Provided material START
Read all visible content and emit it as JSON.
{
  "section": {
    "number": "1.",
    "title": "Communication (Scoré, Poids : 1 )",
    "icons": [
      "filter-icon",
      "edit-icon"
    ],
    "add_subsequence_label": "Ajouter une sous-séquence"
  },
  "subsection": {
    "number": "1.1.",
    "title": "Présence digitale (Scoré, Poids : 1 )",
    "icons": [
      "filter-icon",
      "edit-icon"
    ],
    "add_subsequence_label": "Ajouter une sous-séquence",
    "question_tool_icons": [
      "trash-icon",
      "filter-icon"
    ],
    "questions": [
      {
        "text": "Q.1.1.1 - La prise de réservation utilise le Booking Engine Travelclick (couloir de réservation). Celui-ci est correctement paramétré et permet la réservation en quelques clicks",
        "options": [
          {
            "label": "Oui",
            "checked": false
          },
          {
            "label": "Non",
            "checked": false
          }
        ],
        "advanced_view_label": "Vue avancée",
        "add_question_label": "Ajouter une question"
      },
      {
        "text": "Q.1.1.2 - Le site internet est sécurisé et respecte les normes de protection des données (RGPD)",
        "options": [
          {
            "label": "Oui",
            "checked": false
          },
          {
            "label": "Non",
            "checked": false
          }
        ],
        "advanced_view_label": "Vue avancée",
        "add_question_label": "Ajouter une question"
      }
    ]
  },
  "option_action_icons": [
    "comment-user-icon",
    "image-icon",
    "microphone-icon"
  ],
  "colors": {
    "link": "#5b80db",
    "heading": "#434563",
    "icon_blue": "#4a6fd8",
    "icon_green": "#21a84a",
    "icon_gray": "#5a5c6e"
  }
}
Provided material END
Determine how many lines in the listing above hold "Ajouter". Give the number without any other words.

4